Problem description -
When you restate the data, keep every word as it is and drop the images.

Data entries:
**********
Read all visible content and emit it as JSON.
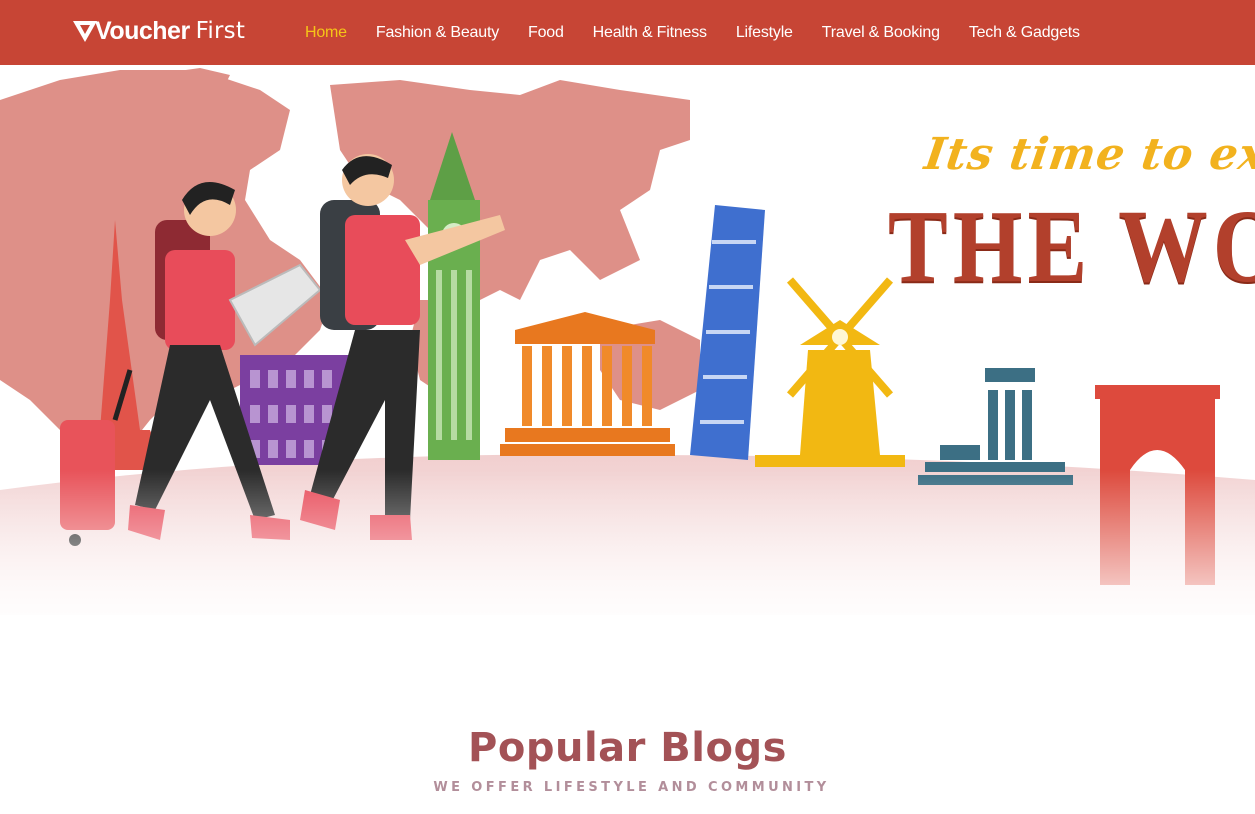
{
  "header": {
    "logo": {
      "bold": "Voucher",
      "light": "First",
      "icon": "voucher-v-logo"
    },
    "nav": [
      {
        "label": "Home",
        "active": true
      },
      {
        "label": "Fashion & Beauty",
        "active": false
      },
      {
        "label": "Food",
        "active": false
      },
      {
        "label": "Health & Fitness",
        "active": false
      },
      {
        "label": "Lifestyle",
        "active": false
      },
      {
        "label": "Travel & Booking",
        "active": false
      },
      {
        "label": "Tech & Gadgets",
        "active": false
      }
    ]
  },
  "hero": {
    "tagline": "Its time to exp",
    "headline": "THE WOR",
    "illustration": "travelers-with-world-landmarks"
  },
  "section": {
    "title": "Popular Blogs",
    "subtitle": "WE OFFER LIFESTYLE AND COMMUNITY"
  },
  "colors": {
    "header_bg": "#c74535",
    "nav_active": "#f5c518",
    "title": "#a35256",
    "subtitle": "#b28e9a",
    "map": "#de9088"
  }
}
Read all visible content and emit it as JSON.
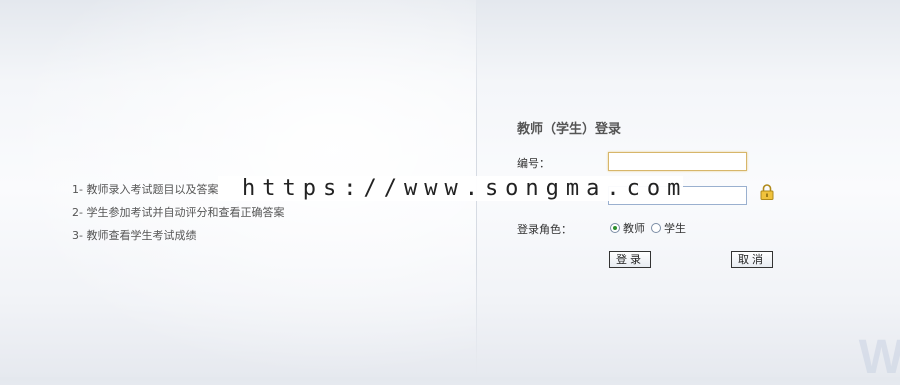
{
  "features": [
    "1- 教师录入考试题目以及答案",
    "2- 学生参加考试并自动评分和查看正确答案",
    "3- 教师查看学生考试成绩"
  ],
  "login": {
    "title": "教师（学生）登录",
    "id_label": "编号：",
    "id_value": "",
    "password_value": "",
    "role_label": "登录角色：",
    "roles": [
      {
        "label": "教师",
        "checked": true
      },
      {
        "label": "学生",
        "checked": false
      }
    ],
    "submit_label": "登录",
    "cancel_label": "取消"
  },
  "watermark_text": "https://www.songma.com",
  "corner_mark": "W",
  "icons": {
    "lock": "lock-icon"
  },
  "colors": {
    "accent": "#d7b66a",
    "input_border": "#9ab0cf"
  }
}
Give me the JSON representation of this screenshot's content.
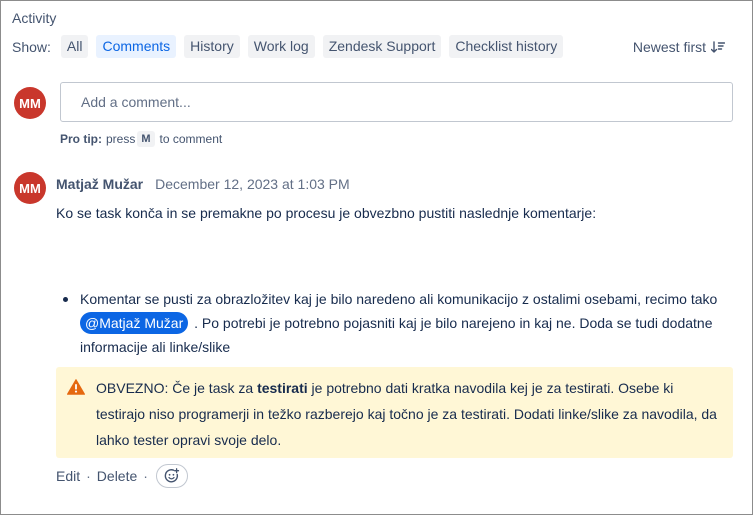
{
  "activity": {
    "title": "Activity",
    "show_label": "Show:",
    "filters": [
      {
        "label": "All",
        "active": false
      },
      {
        "label": "Comments",
        "active": true
      },
      {
        "label": "History",
        "active": false
      },
      {
        "label": "Work log",
        "active": false
      },
      {
        "label": "Zendesk Support",
        "active": false
      },
      {
        "label": "Checklist history",
        "active": false
      }
    ],
    "sort_label": "Newest first",
    "sort_icon": "sort-descending-icon"
  },
  "composer": {
    "avatar_initials": "MM",
    "avatar_color": "#c9372c",
    "placeholder": "Add a comment...",
    "pro_tip_label": "Pro tip:",
    "pro_tip_press": "press",
    "pro_tip_key": "M",
    "pro_tip_suffix": "to comment"
  },
  "comment": {
    "avatar_initials": "MM",
    "author": "Matjaž Mužar",
    "timestamp": "December 12, 2023 at 1:03 PM",
    "intro": "Ko se task konča in se premakne po procesu je obvezbno pustiti naslednje komentarje:",
    "bullet": {
      "before": "Komentar se pusti za obrazložitev kaj je bilo naredeno ali komunikacijo z ostalimi osebami, recimo tako",
      "mention": "@Matjaž Mužar",
      "after": ". Po potrebi je potrebno pojasniti kaj je bilo narejeno in kaj ne. Doda se tudi dodatne informacije ali linke/slike"
    },
    "warning": {
      "icon": "warning-icon",
      "prefix": "OBVEZNO: Če je task za ",
      "bold": "testirati",
      "suffix": " je potrebno dati kratka navodila kej je za testirati. Osebe ki testirajo niso programerji in težko razberejo kaj točno je za testirati. Dodati linke/slike za navodila, da lahko tester opravi svoje delo."
    },
    "actions": {
      "edit": "Edit",
      "separator": "·",
      "delete": "Delete",
      "reaction_icon": "add-reaction-icon"
    }
  },
  "colors": {
    "accent": "#0c66e4",
    "warning_bg": "#fff7d6",
    "warning_icon": "#e56910"
  }
}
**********
Exercise response -
Read all visible content and emit it as JSON.
{
  "header": {
    "logo": {
      "bold": "Voucher",
      "light": "First",
      "icon": "voucher-v-logo"
    },
    "nav": [
      {
        "label": "Home",
        "active": true
      },
      {
        "label": "Fashion & Beauty",
        "active": false
      },
      {
        "label": "Food",
        "active": false
      },
      {
        "label": "Health & Fitness",
        "active": false
      },
      {
        "label": "Lifestyle",
        "active": false
      },
      {
        "label": "Travel & Booking",
        "active": false
      },
      {
        "label": "Tech & Gadgets",
        "active": false
      }
    ]
  },
  "hero": {
    "tagline": "Its time to exp",
    "headline": "THE WOR",
    "illustration": "travelers-with-world-landmarks"
  },
  "section": {
    "title": "Popular Blogs",
    "subtitle": "WE OFFER LIFESTYLE AND COMMUNITY"
  },
  "colors": {
    "header_bg": "#c74535",
    "nav_active": "#f5c518",
    "title": "#a35256",
    "subtitle": "#b28e9a",
    "map": "#de9088"
  }
}
Read all visible content and emit it as JSON.
{
  "features": [
    "1- 教师录入考试题目以及答案",
    "2- 学生参加考试并自动评分和查看正确答案",
    "3- 教师查看学生考试成绩"
  ],
  "login": {
    "title": "教师（学生）登录",
    "id_label": "编号：",
    "id_value": "",
    "password_value": "",
    "role_label": "登录角色：",
    "roles": [
      {
        "label": "教师",
        "checked": true
      },
      {
        "label": "学生",
        "checked": false
      }
    ],
    "submit_label": "登录",
    "cancel_label": "取消"
  },
  "watermark_text": "https://www.songma.com",
  "corner_mark": "W",
  "icons": {
    "lock": "lock-icon"
  },
  "colors": {
    "accent": "#d7b66a",
    "input_border": "#9ab0cf"
  }
}
Give me the JSON representation of this screenshot's content.
{
  "activity": {
    "title": "Activity",
    "show_label": "Show:",
    "filters": [
      {
        "label": "All",
        "active": false
      },
      {
        "label": "Comments",
        "active": true
      },
      {
        "label": "History",
        "active": false
      },
      {
        "label": "Work log",
        "active": false
      },
      {
        "label": "Zendesk Support",
        "active": false
      },
      {
        "label": "Checklist history",
        "active": false
      }
    ],
    "sort_label": "Newest first",
    "sort_icon": "sort-descending-icon"
  },
  "composer": {
    "avatar_initials": "MM",
    "avatar_color": "#c9372c",
    "placeholder": "Add a comment...",
    "pro_tip_label": "Pro tip:",
    "pro_tip_press": "press",
    "pro_tip_key": "M",
    "pro_tip_suffix": "to comment"
  },
  "comment": {
    "avatar_initials": "MM",
    "author": "Matjaž Mužar",
    "timestamp": "December 12, 2023 at 1:03 PM",
    "intro": "Ko se task konča in se premakne po procesu je obvezbno pustiti naslednje komentarje:",
    "bullet": {
      "before": "Komentar se pusti za obrazložitev kaj je bilo naredeno ali komunikacijo z ostalimi osebami, recimo tako",
      "mention": "@Matjaž Mužar",
      "after": ". Po potrebi je potrebno pojasniti kaj je bilo narejeno in kaj ne. Doda se tudi dodatne informacije ali linke/slike"
    },
    "warning": {
      "icon": "warning-icon",
      "prefix": "OBVEZNO: Če je task za ",
      "bold": "testirati",
      "suffix": " je potrebno dati kratka navodila kej je za testirati. Osebe ki testirajo niso programerji in težko razberejo kaj točno je za testirati. Dodati linke/slike za navodila, da lahko tester opravi svoje delo."
    },
    "actions": {
      "edit": "Edit",
      "separator": "·",
      "delete": "Delete",
      "reaction_icon": "add-reaction-icon"
    }
  },
  "colors": {
    "accent": "#0c66e4",
    "warning_bg": "#fff7d6",
    "warning_icon": "#e56910"
  }
}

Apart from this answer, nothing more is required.